EXERCISE GOAL = In the data below, find every line with the string "JSON" and pull it out.
---- DATASET ENTRIES
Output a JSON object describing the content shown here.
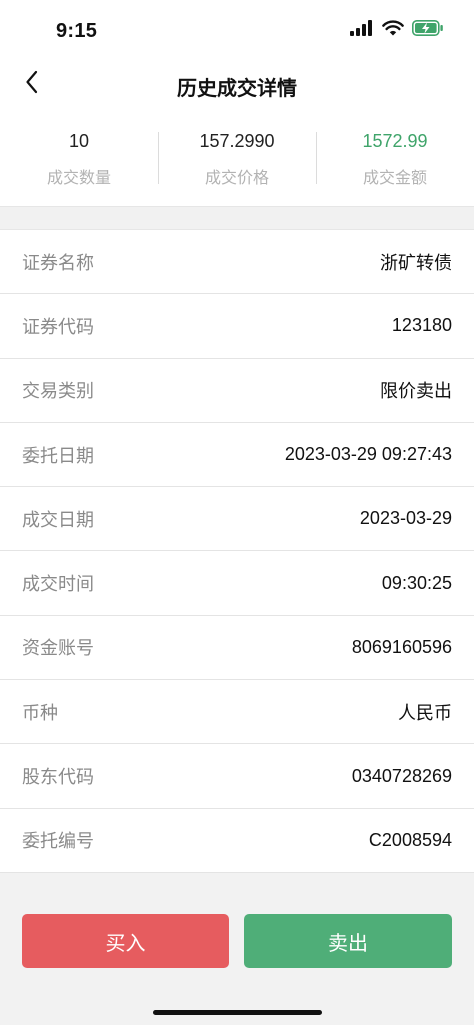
{
  "status_bar": {
    "time": "9:15"
  },
  "nav": {
    "title": "历史成交详情"
  },
  "summary": [
    {
      "value": "10",
      "label": "成交数量"
    },
    {
      "value": "157.2990",
      "label": "成交价格"
    },
    {
      "value": "1572.99",
      "label": "成交金额"
    }
  ],
  "details": [
    {
      "label": "证券名称",
      "value": "浙矿转债"
    },
    {
      "label": "证券代码",
      "value": "123180"
    },
    {
      "label": "交易类别",
      "value": "限价卖出"
    },
    {
      "label": "委托日期",
      "value": "2023-03-29 09:27:43"
    },
    {
      "label": "成交日期",
      "value": "2023-03-29"
    },
    {
      "label": "成交时间",
      "value": "09:30:25"
    },
    {
      "label": "资金账号",
      "value": "8069160596"
    },
    {
      "label": "币种",
      "value": "人民币"
    },
    {
      "label": "股东代码",
      "value": "0340728269"
    },
    {
      "label": "委托编号",
      "value": "C2008594"
    }
  ],
  "actions": {
    "buy_label": "买入",
    "sell_label": "卖出"
  },
  "colors": {
    "amount_green": "#3fa46a",
    "buy_red": "#e65c5f",
    "sell_green": "#4fae78"
  },
  "icons": {
    "back": "chevron-left-icon",
    "signal": "signal-icon",
    "wifi": "wifi-icon",
    "battery": "battery-charging-icon"
  }
}
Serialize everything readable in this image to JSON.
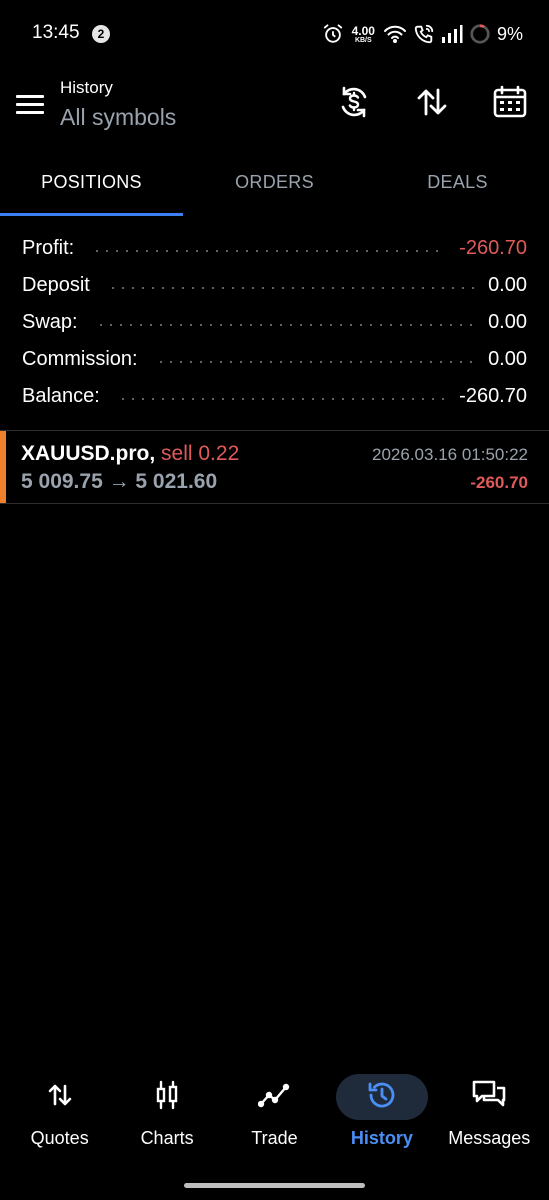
{
  "status_bar": {
    "time": "13:45",
    "notification_count": "2",
    "net_speed_value": "4.00",
    "net_speed_unit": "KB/S",
    "battery": "9%"
  },
  "header": {
    "title": "History",
    "subtitle": "All symbols",
    "icons": [
      "currency-refresh-icon",
      "sort-arrows-icon",
      "calendar-icon"
    ]
  },
  "tabs": [
    {
      "label": "POSITIONS",
      "active": true
    },
    {
      "label": "ORDERS",
      "active": false
    },
    {
      "label": "DEALS",
      "active": false
    }
  ],
  "summary": {
    "profit_label": "Profit:",
    "profit_value": "-260.70",
    "deposit_label": "Deposit",
    "deposit_value": "0.00",
    "swap_label": "Swap:",
    "swap_value": "0.00",
    "commission_label": "Commission:",
    "commission_value": "0.00",
    "balance_label": "Balance:",
    "balance_value": "-260.70"
  },
  "positions": [
    {
      "symbol": "XAUUSD.pro,",
      "side": "sell 0.22",
      "datetime": "2026.03.16 01:50:22",
      "prices": "5 009.75 → 5 021.60",
      "profit": "-260.70"
    }
  ],
  "bottom_nav": [
    {
      "label": "Quotes",
      "icon": "quotes-arrows-icon",
      "active": false
    },
    {
      "label": "Charts",
      "icon": "candlestick-icon",
      "active": false
    },
    {
      "label": "Trade",
      "icon": "trend-line-icon",
      "active": false
    },
    {
      "label": "History",
      "icon": "history-clock-icon",
      "active": true
    },
    {
      "label": "Messages",
      "icon": "messages-icon",
      "active": false
    }
  ],
  "colors": {
    "background": "#000000",
    "accent_blue": "#3d7ff2",
    "negative_red": "#e05a5a",
    "position_accent": "#f0802a",
    "muted_text": "#9aa3ad"
  }
}
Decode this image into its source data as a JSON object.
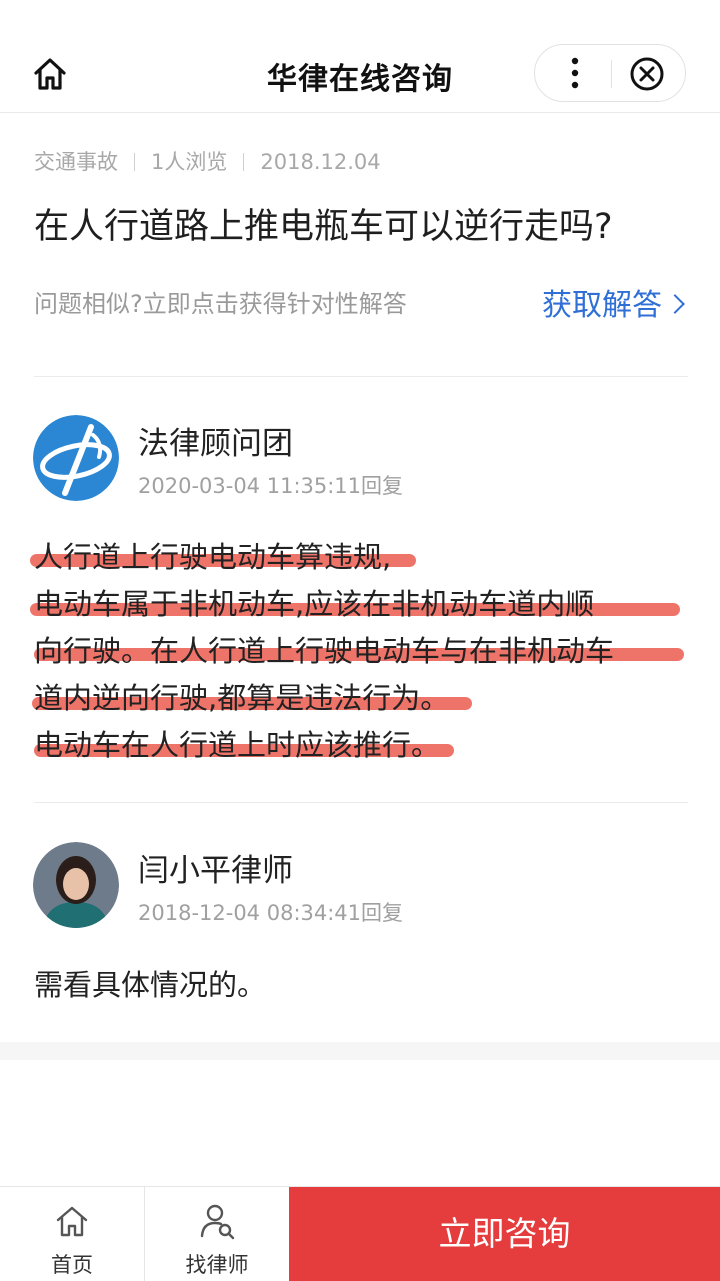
{
  "header": {
    "title": "华律在线咨询"
  },
  "question": {
    "category": "交通事故",
    "views": "1人浏览",
    "date": "2018.12.04",
    "title": "在人行道路上推电瓶车可以逆行走吗?",
    "similar_prompt": "问题相似?立即点击获得针对性解答",
    "get_answer_label": "获取解答"
  },
  "answers": [
    {
      "author": "法律顾问团",
      "time": "2020-03-04 11:35:11回复",
      "lines": [
        "人行道上行驶电动车算违规,",
        "电动车属于非机动车,应该在非机动车道内顺",
        "向行驶。在人行道上行驶电动车与在非机动车",
        "道内逆向行驶,都算是违法行为。",
        "电动车在人行道上时应该推行。"
      ]
    },
    {
      "author": "闫小平律师",
      "time": "2018-12-04 08:34:41回复",
      "text": "需看具体情况的。"
    }
  ],
  "tabbar": {
    "home_label": "首页",
    "find_lawyer_label": "找律师",
    "consult_label": "立即咨询"
  },
  "colors": {
    "accent_blue": "#2f6fd6",
    "consult_red": "#e53d3d",
    "highlight": "#e83e30"
  }
}
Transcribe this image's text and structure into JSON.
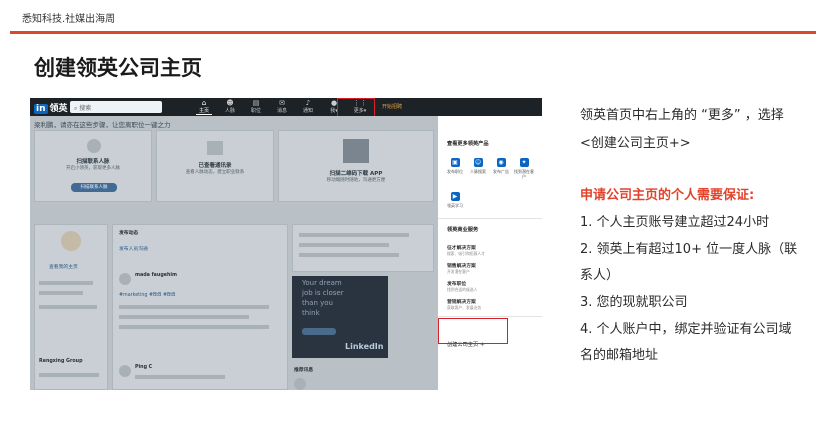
{
  "header": {
    "brand": "悉知科技.社媒出海周"
  },
  "slide": {
    "title": "创建领英公司主页"
  },
  "screenshot": {
    "topbar": {
      "logo": "领英",
      "search_placeholder": "搜索",
      "nav": [
        {
          "label": "主页",
          "icon": "home-icon",
          "glyph": "⌂"
        },
        {
          "label": "人脉",
          "icon": "people-icon",
          "glyph": "☻"
        },
        {
          "label": "职位",
          "icon": "briefcase-icon",
          "glyph": "▤"
        },
        {
          "label": "消息",
          "icon": "message-icon",
          "glyph": "✉"
        },
        {
          "label": "通知",
          "icon": "bell-icon",
          "glyph": "♪"
        },
        {
          "label": "我▾",
          "icon": "avatar-icon",
          "glyph": "●"
        },
        {
          "label": "更多▾",
          "icon": "grid-icon",
          "glyph": "⋮⋮"
        }
      ],
      "recruit": "开始招聘"
    },
    "feed": {
      "tagline": "梁利鹏，请亦在这些步骤，让您离职位一键之力",
      "card1": {
        "title": "扫描联系人脉",
        "sub": "开启小领英，获取更多人脉",
        "button": "扫描联系人脉"
      },
      "card2": {
        "title": "已查看通讯录",
        "sub": "查看人脉动态，建立职业联系"
      },
      "card3": {
        "title": "扫描二维码下载 APP",
        "sub": "移动端随时随地，沟通更方便"
      },
      "profile_link": "查看我的主页",
      "post_title": "发布动态",
      "post_sub": "发布人员沟通",
      "author1": "mada faugehim",
      "hashtag": "#marketing #BtB #BtB",
      "author2": "Ping C",
      "group": "Rengxing Group",
      "news": "推荐讯息",
      "ad_lines": [
        "Your dream",
        "job is closer",
        "than you",
        "think"
      ],
      "ad_logo": "LinkedIn"
    },
    "dropdown": {
      "products_title": "查看更多领英产品",
      "products": [
        {
          "label": "发布职位",
          "icon": "briefcase-icon",
          "color": "#0a66c2",
          "glyph": "▣"
        },
        {
          "label": "人脉搜索",
          "icon": "people-search-icon",
          "color": "#0a66c2",
          "glyph": "☺"
        },
        {
          "label": "发布广告",
          "icon": "ads-icon",
          "color": "#0a66c2",
          "glyph": "◉"
        },
        {
          "label": "找到潜在客户",
          "icon": "compass-icon",
          "color": "#0a66c2",
          "glyph": "✦"
        },
        {
          "label": "领英学习",
          "icon": "learning-icon",
          "color": "#0a66c2",
          "glyph": "▶"
        }
      ],
      "services_title": "领英商业服务",
      "services": [
        {
          "title": "征才解决方案",
          "sub": "搜索、吸引和招募人才"
        },
        {
          "title": "销售解决方案",
          "sub": "开发潜在客户"
        },
        {
          "title": "发布职位",
          "sub": "找到合适的候选人"
        },
        {
          "title": "营销解决方案",
          "sub": "获取客户、发展业务"
        }
      ],
      "create_page": "创建公司主页 ＋"
    }
  },
  "right_panel": {
    "intro": [
      "领英首页中右上角的 “更多” ，选择",
      "<创建公司主页+>"
    ],
    "requirements_title": "申请公司主页的个人需要保证:",
    "items": [
      "1. 个人主页账号建立超过24小时",
      "2. 领英上有超过10+ 位一度人脉（联",
      "系人）",
      "3. 您的现就职公司",
      "4. 个人账户中，绑定并验证有公司域",
      "名的邮箱地址"
    ]
  },
  "colors": {
    "accent_rule": "#d8482a",
    "highlight_red": "#e2432b",
    "linkedin_blue": "#0a66c2"
  }
}
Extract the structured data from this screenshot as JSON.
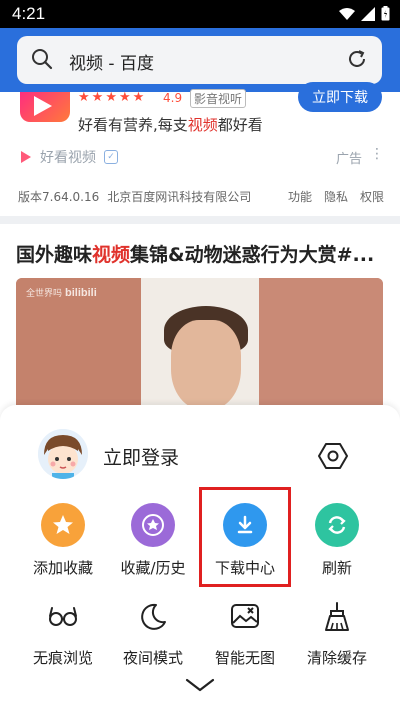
{
  "status_bar": {
    "time": "4:21"
  },
  "search": {
    "query": "视频 - 百度"
  },
  "ad": {
    "rating": "4.9",
    "tag": "影音视听",
    "button_label": "立即下载",
    "slogan_prefix": "好看有营养,每支",
    "slogan_highlight": "视频",
    "slogan_suffix": "都好看",
    "source_name": "好看视频",
    "ad_label": "广告",
    "more": "⋮",
    "version": "版本7.64.0.16",
    "company": "北京百度网讯科技有限公司",
    "links": [
      "功能",
      "隐私",
      "权限"
    ]
  },
  "article": {
    "title_prefix": "国外趣味",
    "title_highlight": "视频",
    "title_suffix": "集锦&动物迷惑行为大赏#...",
    "watermark_site": "全世界吗",
    "watermark_logo": "bilibili"
  },
  "menu": {
    "login": "立即登录",
    "row1": [
      {
        "label": "添加收藏",
        "icon": "star-icon",
        "color": "#f8a23a"
      },
      {
        "label": "收藏/历史",
        "icon": "star-history-icon",
        "color": "#9b6ad8"
      },
      {
        "label": "下载中心",
        "icon": "download-icon",
        "color": "#2f98ee"
      },
      {
        "label": "刷新",
        "icon": "refresh-icon",
        "color": "#2ec4a0"
      }
    ],
    "row2": [
      {
        "label": "无痕浏览",
        "icon": "incognito-glasses-icon"
      },
      {
        "label": "夜间模式",
        "icon": "moon-icon"
      },
      {
        "label": "智能无图",
        "icon": "no-image-icon"
      },
      {
        "label": "清除缓存",
        "icon": "broom-icon"
      }
    ]
  }
}
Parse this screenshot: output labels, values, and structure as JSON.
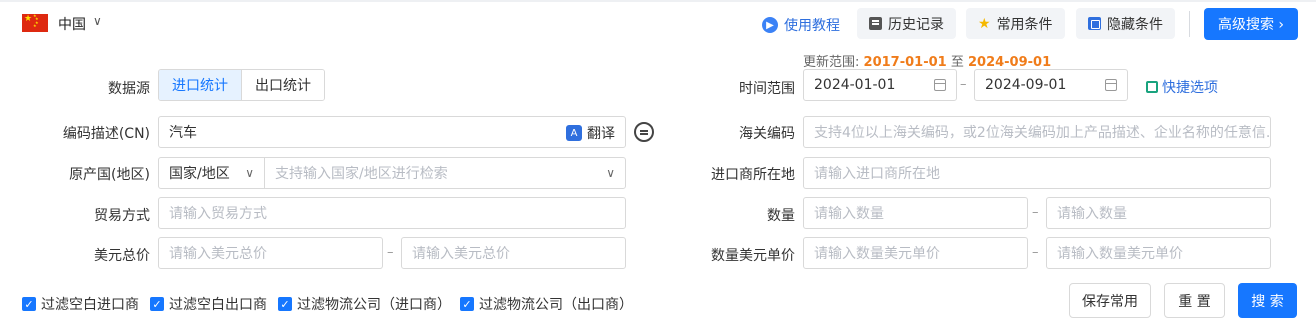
{
  "header": {
    "country": "中国",
    "help_link": "使用教程",
    "history_button": "历史记录",
    "favorites_button": "常用条件",
    "hide_button": "隐藏条件",
    "advanced_search_button": "高级搜索 ›"
  },
  "range_note": {
    "label": "更新范围:",
    "start": "2017-01-01",
    "sep": "至",
    "end": "2024-09-01"
  },
  "form": {
    "data_source": {
      "label": "数据源",
      "options": [
        "进口统计",
        "出口统计"
      ],
      "selected": "进口统计"
    },
    "time_range": {
      "label": "时间范围",
      "start": "2024-01-01",
      "end": "2024-09-01",
      "dash": "–",
      "quick_options": "快捷选项"
    },
    "code_desc": {
      "label": "编码描述(CN)",
      "value": "汽车",
      "translate": "翻译"
    },
    "customs_code": {
      "label": "海关编码",
      "placeholder": "支持4位以上海关编码，或2位海关编码加上产品描述、企业名称的任意信..."
    },
    "origin": {
      "label": "原产国(地区)",
      "select": "国家/地区",
      "placeholder": "支持输入国家/地区进行检索"
    },
    "importer_location": {
      "label": "进口商所在地",
      "placeholder": "请输入进口商所在地"
    },
    "trade_mode": {
      "label": "贸易方式",
      "placeholder": "请输入贸易方式"
    },
    "quantity": {
      "label": "数量",
      "placeholder_min": "请输入数量",
      "placeholder_max": "请输入数量",
      "dash": "–"
    },
    "usd_total": {
      "label": "美元总价",
      "placeholder_min": "请输入美元总价",
      "placeholder_max": "请输入美元总价",
      "dash": "–"
    },
    "qty_usd_unit": {
      "label": "数量美元单价",
      "placeholder_min": "请输入数量美元单价",
      "placeholder_max": "请输入数量美元单价",
      "dash": "–"
    }
  },
  "filters": [
    "过滤空白进口商",
    "过滤空白出口商",
    "过滤物流公司（进口商）",
    "过滤物流公司（出口商）"
  ],
  "actions": {
    "save": "保存常用",
    "reset": "重 置",
    "search": "搜 索"
  },
  "colors": {
    "primary": "#1677ff",
    "highlight": "#f07c1a"
  }
}
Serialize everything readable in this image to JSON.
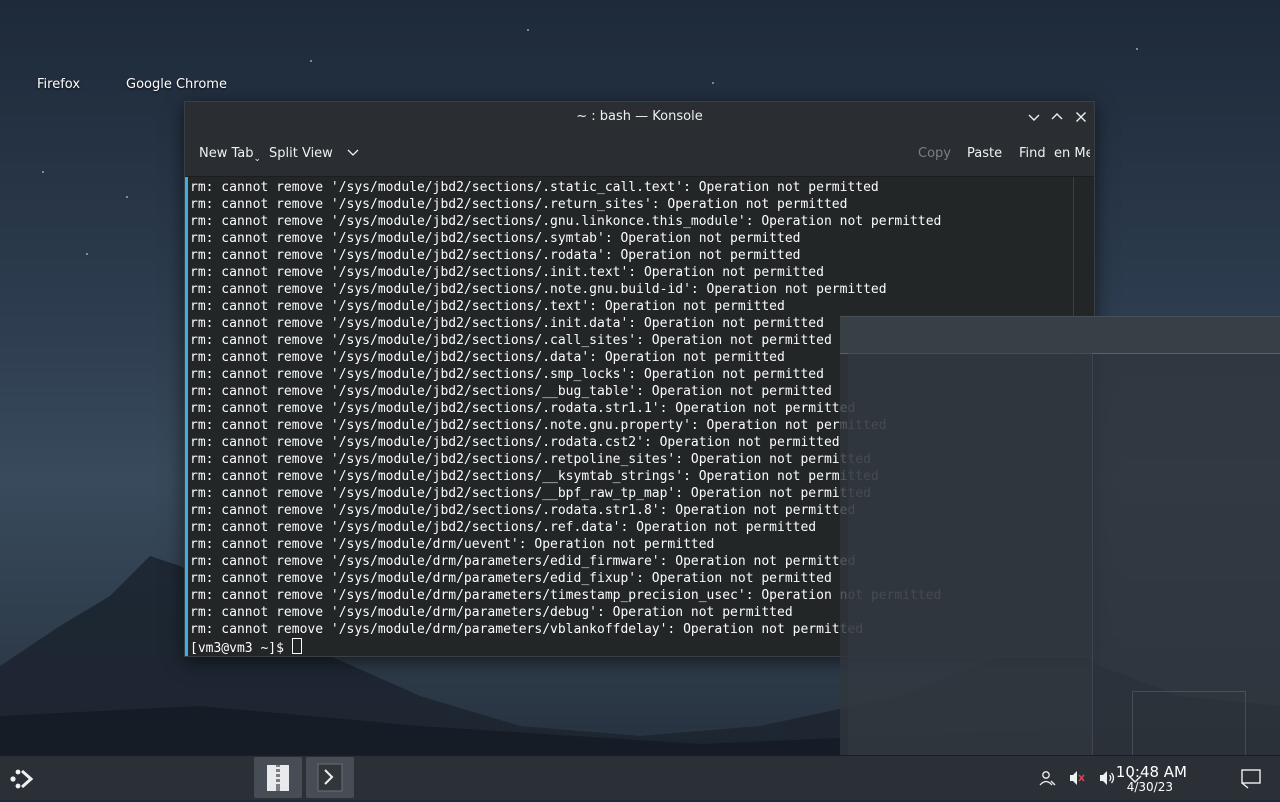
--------
SOLUTION TO THIS TASK =
Output a JSON object describing the content shown here.
Serialize everything readable in this image to JSON.
Decode this image into its source data as a JSON object.
Transcribe this image's text and structure into JSON.
Extract the structured data from this screenshot as JSON.
Parse this screenshot: output labels, values, and structure as JSON.
Serialize everything readable in this image to JSON.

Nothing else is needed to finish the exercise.